A college campus is supposed to be a place for the “free exchange of ideas” and a place where independent thought is fostered. In reality, all they seem to be doing these days is stifling such things. They want cookie-cutter socialists, and anyone who truly thinks outside the box or questions the molds from which he’s supposed to be fashioned gets banned.
That’s what Reed College student Jeremiah True (a 19-year-old who doesn’t shy away from his name) found out when his Humanities professor Pancho Savery (rhymes with slavery) banned him from future class conferences simply for questioning the politically correct campus rape statistics.
They say numbers don’t lie. Of course, they also say that there are lies, damned lies, and statistics. Statistics and opinion polls are notorious for being biased for the express purpose of pushing some agenda by showing artificial support for an issue. “97% of scientists” comes to mind.
Campus rape statistics are no different. The politically correct statistic to quote is that one in five women gets raped on a college campus. This statistic was based on surveys of just two universities, and which included questions that would categorize a casual and consensual sexual encounter (facilitated by booze) as a rape. Interestingly, the Department of Justice claims that just 0.6 percent of women are raped on college campuses every year.
Obviously, rape happens, and it’s horrible. But there are incentives for young women to lie about a consensual sexual encounter with someone else and say that it was rape. She can lie about it, get lots of attention, get the guy in tons of trouble, and win the sympathy of everyone else around her. Maybe she’d even pass that class that she was failing.
And government gets involved too, offering women a false sense of security by telling them to use “rape whistles,” the “buddy system,” or urination to defend themselves from a rapist. And it’s these statistics that somehow are supposed to make the case for strict gun control on campuses. Go figure. The Daily Caller reported:
True says he sparred with his classmates on a variety of issues, but says it was his criticism of the 1-in-5 rape statistic that ended up being the tipping point.
“There are several survivors of sexual assault in our conference, and you have made them extremely uncomfortable with what they see as not only your undermining incidents of rape, but of also placing too much emphasis on men being unfairly charged with rape,” said Savery in an email True posted online. “[Other students] have said that things you have said in our conference have made them so upset that they have difficulty concentrating in other classes.

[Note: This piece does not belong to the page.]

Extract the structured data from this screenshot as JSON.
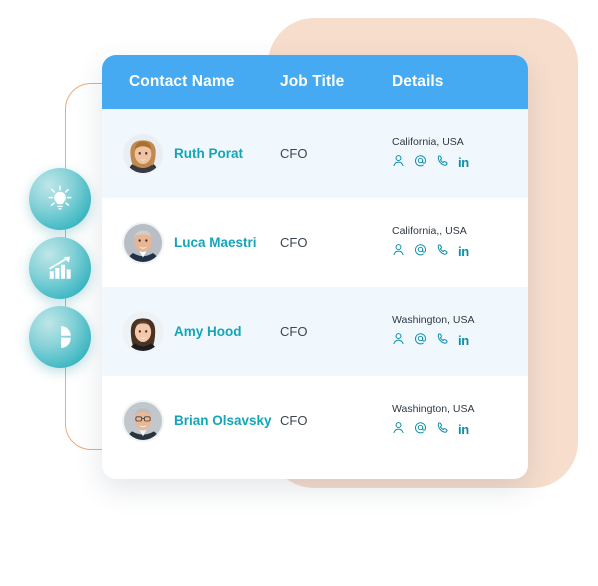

I, as conference leader, have to do what is best for the well-being of the entire class, and I am therefore banning you from conference for the remainder of the semester.”
At least one student thinks giving True the boot was the right move, saying that True’s statements somehow represented a safety hazard.
“This is an excellent example of a professor taking initiative to take care of his students,” senior Rosie Dempsey told BuzzFeed. “Of course, we are an institution that encourages dissent and active discussion, but there is a difference between stimulating discussion through opposition and making other students feel unsafe.”
Another student said that True’s ouster was necessary because he was “triggering” other students, suggesting that True was so bothersome he was activating Post Traumatic Stress Disorder in others.
I don’t think True would deny the existence of sexual assault or rape. That wasn’t his point. Saying that something is exaggerated is not the same thing as saying it doesn’t exist. The response from the professor and other classmates is purely emotional.
“Rape culture is indisputable and [True’s] words and actions are deeply upsetting. They’ve retraumatized and triggered survivors, and that seems antithetical to Reed culture,” said junior Kate Hilts.
What if the professor had decided to up that statistic to something like “95% of women are raped on a college campus?” Would those who ridiculed those numbers be guilty of “retraumatizing” and “triggering” survivors? Would they be guilty of “activating” PTSD in sexual assault victims in the class?
If it was such a big deal, then why was it allowed to be brought up in the first place in a Humanities class? I still can’t figure out how “rape culture” fits in with a class that’s supposed to talk about art and literature of classical Greece.
In reality these days, no opinion, idea, or fact is off the table for discussion, as long as it’s an opinion, idea, or fact that’s socially acceptable and politically correct. Everything else would only turn the college classroom into a “safety hazard.” True that.